Roll your mouse over the heart below to see the names of the structures!

There are four cavities, or open spaces, inside the heart that the blood flows in and out of. Two of these cavities are called atria. The two atria form the curved top of the heart. The ventricles meet at the bottom of the heart to form a pointed base which points toward the left side of your chest.

The left side of the heart houses one atrium and one ventricle. The right side of the heart houses the others. A wall, called the septum, separates the right and left sides of the heart. Valves connect the various cavities to one another.

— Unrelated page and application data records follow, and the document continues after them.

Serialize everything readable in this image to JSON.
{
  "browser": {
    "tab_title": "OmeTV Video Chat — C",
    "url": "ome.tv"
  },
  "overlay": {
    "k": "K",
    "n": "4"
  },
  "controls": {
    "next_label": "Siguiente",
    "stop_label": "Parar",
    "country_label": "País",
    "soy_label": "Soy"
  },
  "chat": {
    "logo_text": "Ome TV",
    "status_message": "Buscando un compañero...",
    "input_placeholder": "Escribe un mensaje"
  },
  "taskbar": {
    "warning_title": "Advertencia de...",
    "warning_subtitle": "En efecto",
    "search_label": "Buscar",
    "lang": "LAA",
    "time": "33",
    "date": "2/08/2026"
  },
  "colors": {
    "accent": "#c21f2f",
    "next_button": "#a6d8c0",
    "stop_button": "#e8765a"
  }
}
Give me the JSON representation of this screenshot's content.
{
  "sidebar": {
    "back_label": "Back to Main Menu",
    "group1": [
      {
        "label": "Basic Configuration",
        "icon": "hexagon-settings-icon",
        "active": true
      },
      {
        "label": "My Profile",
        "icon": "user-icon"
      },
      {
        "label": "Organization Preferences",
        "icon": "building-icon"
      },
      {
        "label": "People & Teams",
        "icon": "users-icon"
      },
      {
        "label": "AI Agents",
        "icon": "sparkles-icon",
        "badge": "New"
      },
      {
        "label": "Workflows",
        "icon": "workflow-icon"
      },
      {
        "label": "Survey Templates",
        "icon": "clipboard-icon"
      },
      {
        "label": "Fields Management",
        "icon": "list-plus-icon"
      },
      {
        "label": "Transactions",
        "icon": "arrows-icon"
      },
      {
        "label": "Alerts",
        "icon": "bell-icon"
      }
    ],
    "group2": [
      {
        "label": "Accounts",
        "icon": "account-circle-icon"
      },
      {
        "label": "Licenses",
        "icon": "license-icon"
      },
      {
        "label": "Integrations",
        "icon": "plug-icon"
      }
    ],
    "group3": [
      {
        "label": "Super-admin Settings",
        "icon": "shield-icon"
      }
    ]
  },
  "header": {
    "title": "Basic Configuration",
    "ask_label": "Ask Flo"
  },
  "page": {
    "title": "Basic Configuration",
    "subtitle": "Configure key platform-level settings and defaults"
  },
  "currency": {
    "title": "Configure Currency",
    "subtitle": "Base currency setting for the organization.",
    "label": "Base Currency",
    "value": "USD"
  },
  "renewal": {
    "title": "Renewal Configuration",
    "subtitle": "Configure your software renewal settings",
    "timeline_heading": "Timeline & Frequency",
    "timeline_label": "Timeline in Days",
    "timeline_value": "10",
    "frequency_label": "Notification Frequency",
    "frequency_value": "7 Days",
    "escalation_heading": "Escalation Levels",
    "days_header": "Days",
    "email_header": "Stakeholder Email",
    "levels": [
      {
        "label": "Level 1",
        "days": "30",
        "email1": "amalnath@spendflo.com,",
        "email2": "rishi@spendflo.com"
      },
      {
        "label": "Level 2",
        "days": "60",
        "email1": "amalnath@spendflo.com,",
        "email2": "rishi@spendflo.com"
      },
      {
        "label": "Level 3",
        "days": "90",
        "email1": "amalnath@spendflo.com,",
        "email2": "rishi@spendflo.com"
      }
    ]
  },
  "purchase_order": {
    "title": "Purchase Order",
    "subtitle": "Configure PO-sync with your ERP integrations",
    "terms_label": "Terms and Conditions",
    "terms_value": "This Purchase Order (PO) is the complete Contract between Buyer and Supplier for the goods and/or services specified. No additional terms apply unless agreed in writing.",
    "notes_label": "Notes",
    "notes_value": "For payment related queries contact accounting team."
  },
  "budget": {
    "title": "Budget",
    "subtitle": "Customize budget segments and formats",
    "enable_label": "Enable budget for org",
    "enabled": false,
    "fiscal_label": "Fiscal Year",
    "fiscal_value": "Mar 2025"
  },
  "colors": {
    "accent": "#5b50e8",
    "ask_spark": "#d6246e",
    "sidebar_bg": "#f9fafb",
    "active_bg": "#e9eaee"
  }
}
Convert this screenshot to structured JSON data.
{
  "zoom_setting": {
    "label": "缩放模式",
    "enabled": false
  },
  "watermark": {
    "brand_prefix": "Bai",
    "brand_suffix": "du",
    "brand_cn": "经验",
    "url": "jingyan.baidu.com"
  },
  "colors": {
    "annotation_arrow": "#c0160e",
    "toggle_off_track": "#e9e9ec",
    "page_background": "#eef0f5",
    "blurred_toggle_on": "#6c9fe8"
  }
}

How does blood circulate through the heart?
The blood does a lot of traveling throughout the body. Each trip begins in the heart. Blood that carries oxygen is pumped towards the aorta, and from there it is distributed through the whole body, bringing oxygen and nutrients to the cells and picking up their waste, such as carbon dioxide.

Blood that has given up all its oxygen is called de-oxygenated blood , and must return to the heart. To enter the heart, deoxygenated blood flows into the right atrium and travels down to the right ventricle. From the right ventricle, blood leaves the heart and enters the lungs through the pulmonary arteries. Within the lungs, the blood is exposed to fresh oxygen that breathing brings in!

The blood releases its carbon dioxide and absorbs oxygen. Now the blood is oxygenated and returns to the heart through the pulmonary veins. In the heart, the blood flows from the left atrium down to the left ventricle. Finally, the blood is pushed out of the left ventricle, through the aorta, and out to the rest of the body. Because the left ventricle must supply enough force to push blood all the way down to the toes, it contracts more forcefully than the right ventricle and is a bigger, stronger muscle. When you feel your pulse in your neck, you are feeling the contraction of your left ventricle!


The heart is a muscle made up of millions of cardiomyocyte cells that cause the heart to beat. The beats carry oxygen and nutrients all over the body.

home | BioMedicine Movie | Regenerative Medicine | Education
About Us | Press | Contact Us | Privacy Policy

This project is funded by Science Education Partnership Award (SEPA) award from the National Center for Research Resources, a component of the National Institutes of Health

Regenerative Medicine Partnership for Education Copyright 2006
Duquesne University: Home, Mission, Programs, and Contact
Find out more about biology and health at www.sepa.duq.edu!
<% GetAgreGroup.Close() Set GetAgreGroup = Nothing %> <% GetRegMed.Close() Set GetRegMed = Nothing %>